Two people from the Diocese of Leeds were part of a meeting of Anglicans from around the world when they a meeting of the Anglican Consultative Council (ACC) in Ghana last week.
Canon Jane Evans, a member of General Synod for the Diocese of Leeds, was elected as the Church of England’s lay representative to the ACC, alongside the Bishop of Norwich, and Revd Dr Andrew Atherstone from Oxford as representatives of the House of Bishops and House of Clergy respectively.
Dr Ben Walker, Strategic Programme Manager at Church House, was there in his capacity as a volunteer co-coordinator of the Anglican Health & Community Network (AHCN), which aims to connect and equip Anglicans both to provide health care and advocate for equitable health-care in their various contexts.
The ACC is the group of representatives, lay, clergy and bishops, of the 42 provinces (member churches) across the world-wide Anglican Communion.
It meets roughly every three years, and this year was hosted by the Anglican Province of West Africa and the Diocese of Ghana.
Participants were invited to gather together for prayer, worship, Bible study and discussion on matters of common concern, to promote the unity and purposes of the churches of the Anglican Communion in mission, evangelism, ecumenical relations, communication, administration and finance.
Jane said: “This is a wonderful reminder of the global spread of the Anglican Church.
“We joined with colleagues from as far apart as Angola, New Zealand and the West Indies.
“Although we have our differences, there is more that unites than divides us, and the sense of fellowship and mutual support was very strong.”
The agenda for the meeting was arranged around the ‘Five Marks of Mission’, under the headings Tell, Teach, Tend, Transform and Treasure.
Each day began with worship, then Bible study on a passage from Mark’s gospel relating to the theme of the day.
The various commissions and networks that work under the ACC’s auspices gave their reports and stimulated discussion on key issues such as gender justice and the role of women, science and faith and care for creation.
“While there are difference of understanding and interpretation of the Bible’s teaching amongst various members of the Anglican Communion, it is these differences which have been widely reported, rather than the many areas on which we strive to work together and support one another,” said Jane.
“This has been an opportunity to see both the extraordinary beauty of connections across the Anglican Communion, and also be challenged by the pains and wrongs of our past as a church,” added Ben.

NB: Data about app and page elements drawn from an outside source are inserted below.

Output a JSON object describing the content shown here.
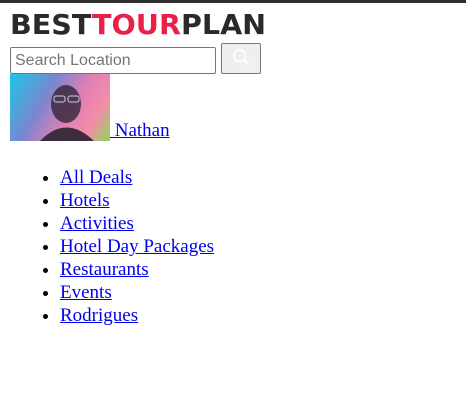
{
  "brand": {
    "word1": "BEST",
    "word2": "TOUR",
    "word3": "PLAN"
  },
  "search": {
    "placeholder": "Search Location",
    "value": "",
    "icon": "search-icon"
  },
  "user": {
    "name": "Nathan"
  },
  "nav": {
    "items": [
      {
        "label": "All Deals"
      },
      {
        "label": "Hotels"
      },
      {
        "label": "Activities"
      },
      {
        "label": "Hotel Day Packages"
      },
      {
        "label": "Restaurants"
      },
      {
        "label": "Events"
      },
      {
        "label": "Rodrigues"
      }
    ]
  },
  "colors": {
    "brand_dark": "#2a2a2a",
    "brand_accent": "#e8214b",
    "link": "#0000ee"
  }
}
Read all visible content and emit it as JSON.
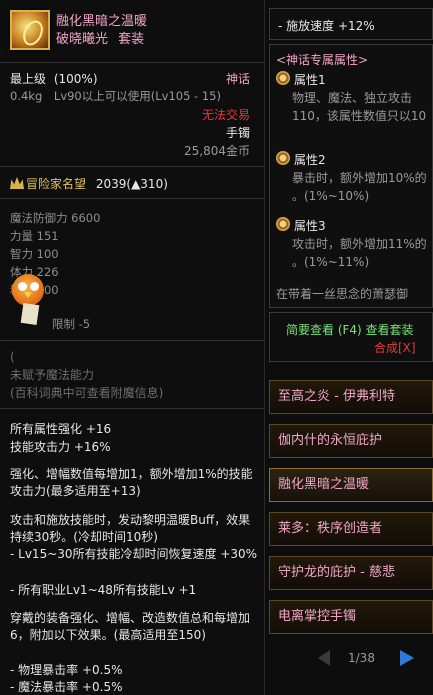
{
  "item": {
    "name": "融化黑暗之温暖",
    "set_name": "破晓曦光",
    "set_tag": "套装",
    "grade": "最上级",
    "grade_pct": "(100%)",
    "rarity": "神话",
    "weight": "0.4kg",
    "level_req": "Lv90以上可以使用(Lv105 - 15)",
    "trade": "无法交易",
    "slot": "手镯",
    "price": "25,804金币",
    "fame_label": "冒险家名望",
    "fame_value": "2039",
    "fame_delta": "(▲310)",
    "stats": [
      "魔法防御力 6600",
      "力量 151",
      "智力 100",
      "体力 226",
      "精神 100"
    ],
    "limit": "限制 -5",
    "enchant_paren_partial": "(",
    "enchant_none": "未赋予魔法能力",
    "enchant_hint": "(百科词典中可查看附魔信息)",
    "attr1": "所有属性强化 +16",
    "attr2": "技能攻击力 +16%",
    "desc1": "强化、增幅数值每增加1，额外增加1%的技能攻击力(最多适用至+13)",
    "desc2": "攻击和施放技能时，发动黎明温暖Buff，效果持续30秒。(冷却时间10秒)",
    "desc3": "- Lv15~30所有技能冷却时间恢复速度 +30%",
    "desc4": "- 所有职业Lv1~48所有技能Lv +1",
    "desc5": "穿戴的装备强化、增幅、改造数值总和每增加6，附加以下效果。(最高适用至150)",
    "desc6": "- 物理暴击率 +0.5%",
    "desc7": "- 魔法暴击率 +0.5%"
  },
  "side": {
    "cast_speed": "- 施放速度 +12%",
    "myth_header": "<神话专属属性>",
    "attr1_label": "属性1",
    "attr1_text1": "物理、魔法、独立攻击",
    "attr1_text2": "110，该属性数值只以10",
    "attr2_label": "属性2",
    "attr2_text1": "暴击时，额外增加10%的",
    "attr2_text2": "。(1%~10%)",
    "attr3_label": "属性3",
    "attr3_text1": "攻击时，额外增加11%的",
    "attr3_text2": "。(1%~11%)",
    "flavor": "在带着一丝思念的萧瑟御",
    "brief": "简要查看 (F4) 查看套装",
    "synth": "合成[X]",
    "list": [
      "至高之炎 - 伊弗利特",
      "伽内什的永恒庇护",
      "融化黑暗之温暖",
      "莱多：秩序创造者",
      "守护龙的庇护 - 慈悲",
      "电离掌控手镯"
    ],
    "page": "1/38"
  }
}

A key moment was a visit to Cape Coast Castle, a ‘slave fortress’ that was built by the British as a place where enslaved people were bought and sold, then kept incarcerated in appalling conditions until they were shipped across the Atlantic to the West Indies and the Southern USA.
Jane said: “What we saw was humbling and saddening.
“So much hurt was caused, much of it in the name of the church, the repercussions of which are still felt today.”
Ben, an expert in global health and religion, addressed the meeting alongside the Anglican Alliance and Families Network.
He spoke of how Ghanaians have taught the world how to live out Jesus’s call to heal the sick, and referred to the AHCN’s work in drawing people together to tackle malaria and mental health issues.
“We share a hope for what is possible when we share Jesus through healing the sick and improving health for all, regardless of wealth or status.
“Jesus commanded us to preach the Kingdom and heal the sick.
“That’s how you plant churches, by serving people’s needs,” he said.